Middle school SMART goal setting

Yesterday on Twitter, math teacher Sarah Martin and I briefly commiserated on student behavior and how it impacts learning. Coincidently I had the same discussion with our 8th grade math teachers the previous week. We talked about a range of behaviors–students talking out of turn, or not participating, others not taking ownership of their learning and being off task. We created this list with specific students in mind.

Establishing SMART Goals

Our first meeting led to a second. This time we invited our social work intern to get her insight on establishing and monitoring goals. We shared a few ideas we had in mind for particular students, but she was quick to point out that it is essential for the student to have input to create buy-in. I’m not sure why that fell off my radar, but it did. As we talked we realized every student, not just the striving ones, could benefit from a SMART goal.

A few students might create their own, but we identified six goals that will fit most of our students’ needs:

  • I will raise my hand to participate to in class. This goal is for students who continually blurt out, or students who do not participate.
  • I will use whole body participation by: maintaining eye contact, keeping mouth quiet, keeping body still, facing the speaker, and respecting the speaker. This goal is for students who are off task in either whole class or small group work.
  • I will seek timely support from a teacher when I don’t understand or to confirm I understand a concept. I will do this by asking a question in class, or homeroom. This goal is for students who delay seeking or do not seek support.
  • I will complete at least 60% of assignments each week (e.g., 3 out of 5, 3 out of 4, 2 out of 3). This goal is for students who struggle with homework completion.
  • I will lead my group in small group tasks. This goal is for students who are reluctant lead learners–those who lack confidence, or those who prefer to work alone.
  • I will organize my binder. This goal is for students who need to declutter their binder.

Monitoring SMART Goals

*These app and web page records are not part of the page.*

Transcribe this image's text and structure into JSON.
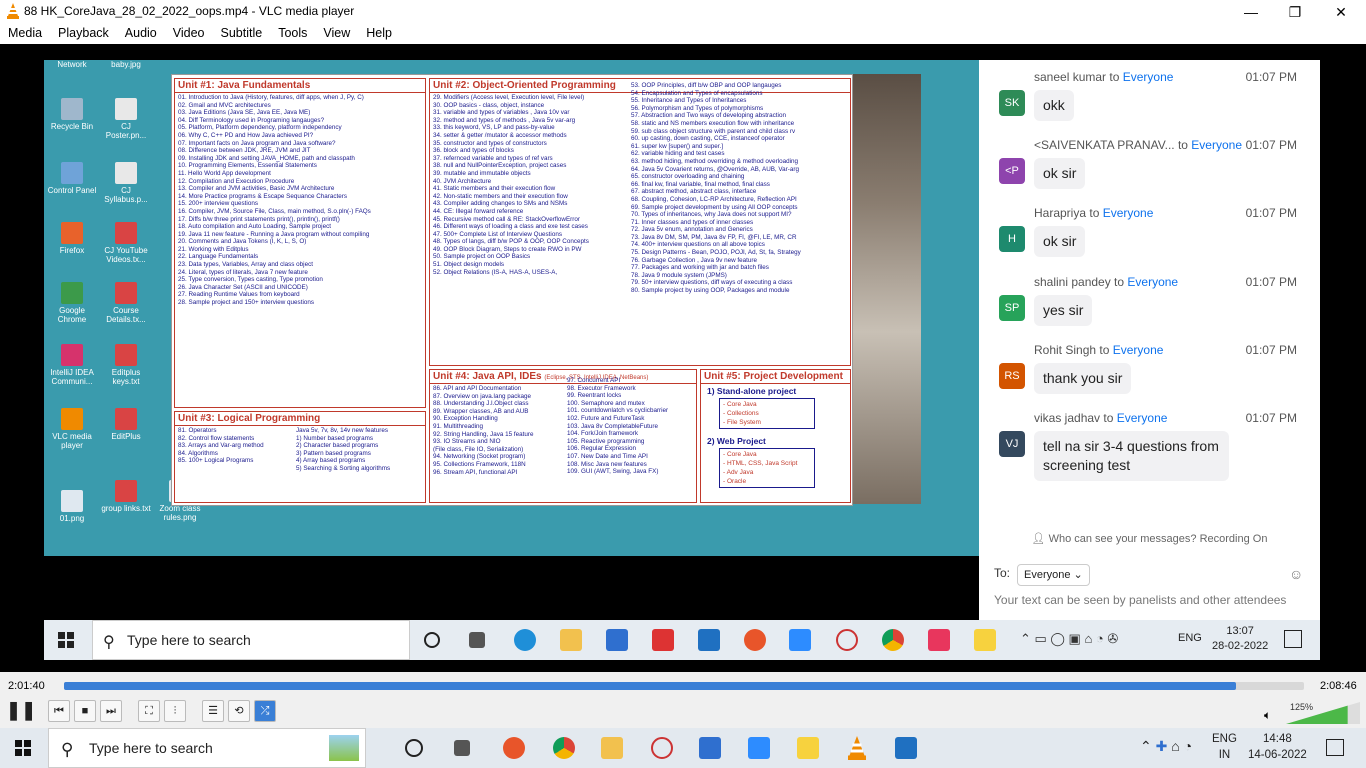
{
  "window": {
    "title": "88 HK_CoreJava_28_02_2022_oops.mp4 - VLC media player",
    "minimize": "—",
    "maximize": "❐",
    "close": "✕"
  },
  "menu": [
    "Media",
    "Playback",
    "Audio",
    "Video",
    "Subtitle",
    "Tools",
    "View",
    "Help"
  ],
  "desktop_icons": [
    {
      "label": "Network",
      "color": "#4a6fa5"
    },
    {
      "label": "baby.jpg",
      "color": "#d8c9a0"
    },
    {
      "label": "Recycle Bin",
      "color": "#9fb7cc"
    },
    {
      "label": "CJ Poster.pn...",
      "color": "#e8e8e8"
    },
    {
      "label": "Control Panel",
      "color": "#6fa3d8"
    },
    {
      "label": "CJ Syllabus.p...",
      "color": "#e8e8e8"
    },
    {
      "label": "Firefox",
      "color": "#e8622b"
    },
    {
      "label": "CJ YouTube Videos.tx...",
      "color": "#d94444"
    },
    {
      "label": "Google Chrome",
      "color": "#3c9a4a"
    },
    {
      "label": "Course Details.tx...",
      "color": "#d94444"
    },
    {
      "label": "IntelliJ IDEA Communi...",
      "color": "#d6336c"
    },
    {
      "label": "Editplus keys.txt",
      "color": "#d94444"
    },
    {
      "label": "VLC media player",
      "color": "#f08a00"
    },
    {
      "label": "EditPlus",
      "color": "#d94444"
    },
    {
      "label": "01.png",
      "color": "#dfe8f0"
    },
    {
      "label": "group links.txt",
      "color": "#d94444"
    },
    {
      "label": "Zoom class rules.png",
      "color": "#dfe8f0"
    }
  ],
  "slide": {
    "unit1": {
      "title": "Unit #1: Java Fundamentals",
      "items": [
        "01. Introduction to Java (History, features, diff apps, when J, Py, C)",
        "02. Gmail and MVC architectures",
        "03. Java Editions (Java SE, Java EE, Java ME)",
        "04. Diff Terminology used in Programing langauges?",
        "05. Platform, Platform dependency, platform independency",
        "06. Why C, C++ PD and How Java achieved PI?",
        "07. Important facts on Java program and Java software?",
        "08. Difference between JDK, JRE, JVM and JIT",
        "09. Installing JDK and setting JAVA_HOME, path and classpath",
        "10. Programming Elements, Essential Statements",
        "11. Hello World App development",
        "12. Compilation and Execution Procedure",
        "13. Compiler and JVM activities, Basic JVM Architecture",
        "14. More Practice programs & Escape Sequance Characters",
        "15. 200+ interview questions",
        "16. Compiler, JVM, Source File, Class, main method, S.o.pln(-) FAQs",
        "17. Diffs b/w three print statements print(), println(), printf()",
        "18. Auto compilation and Auto Loading, Sample project",
        "19. Java 11 new feature - Running a Java program without compiling",
        "20. Comments and Java Tokens (I, K, L, S, O)",
        "21. Working with Editplus",
        "22. Language Fundamentals",
        "23. Data types, Variables, Array and class object",
        "24. Literal, types of literals, Java 7 new feature",
        "25. Type conversion, Types casting, Type promotion",
        "26. Java Character Set (ASCII and UNICODE)",
        "27. Reading Runtime Values from keyboard",
        "28. Sample project and 150+ interview questions"
      ]
    },
    "unit2": {
      "title": "Unit #2: Object-Oriented Programming",
      "items": [
        "29. Modifiers (Access level, Execution level, File level)",
        "30. OOP basics - class, object, instance",
        "31. variable and types of variables , Java 10v var",
        "32. method and types of methods , Java 5v var-arg",
        "33. this keyword, VS, LP and pass-by-value",
        "34. setter & getter /mutator & accessor methods",
        "35. constructor and types of constructors",
        "36. block and types of blocks",
        "37. refernced variable and types of ref vars",
        "38. null and NullPointerException, project cases",
        "39. mutable and immutable objects",
        "40. JVM Architecture",
        "41. Static members and their execution flow",
        "42. Non-static members and their execution flow",
        "43. Compiler adding changes to SMs and NSMs",
        "44. CE: Illegal forward reference",
        "45. Recursive method call & RE: StackOverflowError",
        "46. Different ways of loading a class and exe test cases",
        "47. 500+ Complete List of Interview Questions",
        "48. Types of langs, diff b/w POP & OOP, OOP Concepts",
        "49. OOP Block Diagram, Steps to create RWO in PW",
        "50. Sample project on OOP Basics",
        "51. Object design models",
        "52. Object Relations (IS-A, HAS-A, USES-A,"
      ]
    },
    "unit2b": {
      "items": [
        "53. OOP Principles, diff b/w OBP and OOP langauges",
        "54. Encapsulation and Types of encapsulations",
        "55. Inheritance and Types of Inheritances",
        "56. Polymorphism and Types of polymorphisms",
        "57. Abstraction and Two ways of developing abstraction",
        "58. static and NS members execution flow with inheritance",
        "59. sub class object structure with parent and child class rv",
        "60. up casting, down casting, CCE, instanceof operator",
        "61. super kw [super() and super.]",
        "62. variable hiding and test cases",
        "63. method hiding, method overriding & method overloading",
        "64. Java 5v Covarient returns, @Override, AB, AUB, Var-arg",
        "65. constructor overloading and chaining",
        "66. final kw, final variable, final method, final class",
        "67. abstract method, abstract class, interface",
        "68. Coupling, Cohesion, LC-RP Architecture, Reflection API",
        "69. Sample project development by using All OOP concepts",
        "70. Types of inheritances, why Java does not support MI?",
        "71. Inner classes and types of inner classes",
        "72. Java 5v enum, annotation and Generics",
        "73. Java 8v DM, SM, PM, Java 8v FP, FI, @FI, LE, MR, CR",
        "74. 400+ interview questions on all above topics",
        "75. Design Patterns - Bean, POJO, POJI, Ad, St, fa, Strategy",
        "76. Garbage Collection , Java 9v new feature",
        "77. Packages and working with jar and batch files",
        "78. Java 9 module system (JPMS)",
        "79. 50+ interview questions, diff ways of executing a class",
        "80. Sample project by using OOP, Packages and module"
      ]
    },
    "unit3": {
      "title": "Unit #3: Logical Programming",
      "items": [
        "81. Operators",
        "82. Control flow statements",
        "83. Arrays and Var-arg method",
        "84. Algorithms",
        "85. 100+ Logical Programs"
      ],
      "sub": [
        "Java 5v, 7v, 8v, 14v new features",
        "1) Number based programs",
        "2) Character based programs",
        "3) Pattern based programs",
        "4) Array based programs",
        "5) Searching & Sorting algorithms"
      ]
    },
    "unit4": {
      "title": "Unit #4: Java API, IDEs",
      "subtitle": "(Eclipse, STS, IntelliJ IDEA, NetBeans)",
      "items": [
        "86. API and API Documentation",
        "87. Overview on java.lang package",
        "88. Understanding J.l.Object class",
        "89. Wrapper classes, AB and AUB",
        "90. Exception Handling",
        "91. Multithreading",
        "92. String Handling, Java 15 feature",
        "93. IO Streams and NIO",
        "(File class, File IO, Serialization)",
        "94. Networking (Socket program)",
        "95. Collections Framework, 118N",
        "96. Stream API, functional API"
      ],
      "items2": [
        "97. Concurrent API",
        "98. Executor Framework",
        "99. Reentrant locks",
        "100. Semaphore and mutex",
        "101. countdownlatch vs cyclicbarrier",
        "102. Future and FutureTask",
        "103. Java 8v CompletableFuture",
        "104. Fork/Join framework",
        "105. Reactive programming",
        "106. Regular Expression",
        "107. New Date and Time API",
        "108. Misc Java new features",
        "109. GUI (AWT, Swing, Java FX)"
      ]
    },
    "unit5": {
      "title": "Unit #5: Project Development",
      "standalone": "1) Stand-alone project",
      "standalone_items": [
        "- Core Java",
        "- Collections",
        "- File System"
      ],
      "web": "2) Web Project",
      "web_items": [
        "- Core Java",
        "- HTML, CSS, Java Script",
        "- Adv Java",
        "- Oracle"
      ]
    }
  },
  "video_taskbar": {
    "search_placeholder": "Type here to search",
    "time": "13:07",
    "date": "28-02-2022",
    "lang": "ENG"
  },
  "chat": {
    "messages": [
      {
        "from": "saneel kumar",
        "to": "Everyone",
        "time": "01:07 PM",
        "initials": "SK",
        "color": "#2e8b57",
        "text": "okk"
      },
      {
        "from": "<SAIVENKATA PRANAV...",
        "to": "Everyone",
        "time": "01:07 PM",
        "initials": "<P",
        "color": "#8e44ad",
        "text": "ok sir"
      },
      {
        "from": "Harapriya",
        "to": "Everyone",
        "time": "01:07 PM",
        "initials": "H",
        "color": "#1e8a6e",
        "text": "ok sir"
      },
      {
        "from": "shalini pandey",
        "to": "Everyone",
        "time": "01:07 PM",
        "initials": "SP",
        "color": "#27a35a",
        "text": "yes sir"
      },
      {
        "from": "Rohit Singh",
        "to": "Everyone",
        "time": "01:07 PM",
        "initials": "RS",
        "color": "#d35400",
        "text": "thank you sir"
      },
      {
        "from": "vikas jadhav",
        "to": "Everyone",
        "time": "01:07 PM",
        "initials": "VJ",
        "color": "#34495e",
        "text": "tell na sir 3-4 questions from screening test"
      }
    ],
    "to_word": "to",
    "who_can_see": "Who can see your messages? Recording On",
    "to_label": "To:",
    "recipient": "Everyone",
    "hint": "Your text can be seen by panelists and other attendees"
  },
  "player": {
    "elapsed": "2:01:40",
    "total": "2:08:46",
    "progress": 0.945,
    "volume_pct": "125%",
    "volume": 1.25
  },
  "taskbar": {
    "search_placeholder": "Type here to search",
    "time": "14:48",
    "date": "14-06-2022",
    "lang1": "ENG",
    "lang2": "IN"
  }
}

We ended the meeting, without resolution, on identifying an efficient means to monitor every student’s goal without adding too much to our plate. We joked about goal setting apps for students, so after the meeting I did a quick search. Unfortunately, I couldn’t find any apps where the goals could be shared and monitored by the teacher.

A few days passed when I realized this Google Sheets file that I had been toying with for a different purpose could be put to use. Below is a gif which simply shows how the student would only need to type in a number 1-4 to capture progress.

The plan is to push out to students variations of this file using Canvas, where students would make a copy and rename their file. Each week during class students will report their progress.

Instead of the teacher opening 70 plus google sheets to monitor progress, students would take a screenshot of their progress and submit it to Canvas. That would likely be a more efficient method for the teacher to provide feedback.

Recognizing student progress

The last piece to this puzzle is student recognition. I’m thinking every 2-3 weeks students are briefly recognized for their progress. Depending on the student’s request the recognition could be a personal mention, or a more formal class announcement. I still need to flesh this out.

I know this plan will not change every student’s behavior overnight. However a few minutes each week pondering your goal may be just what some students need.


Adding tape diagrams to IM’s card sorts allow greater access to striving students

I’ve neglected to blog for a bit because I have been consumed with creating Illustrative Math resources that support student learning in our Title I after school math program.

It has been quite a challenge adapting and modifying our old resource to match IM’s deep conceptual understanding and lesson progression. Revising after school lessons that model and reinforce IM’s approach to learning isn’t easy. In many cases I’ve had to start from scratch.

Two activities worth sharing are modifications I made to seventh grade Unit 4 Proportional Relationships and Percentages.

Students in the after school program benefit from visual models so I wanted to add tape diagrams to the Unit 4 Lessons 4 and 5 card sorts. Since the 7th grade teachers were using IM’s card sorts in class, I needed to created new situations, equations, and tables along with the tape diagrams. I combined IM’s two card sorts since the students already received instruction on Lesson 5.

Below is an example of IM’s card sort.


Here’s my modification.


Adding the tape diagrams really allowed our striving students to better connect the situation with the equation and table.

The strategy was so successful I used it to reteach IM’s Lesson 6 Increasing and Decreasing. Students were given this handout (key included) and collaborated on completing the tape diagram, finding the percent increase or decrease, and creating the equation.



Feel free to use these two activities and let me know if they are helpful.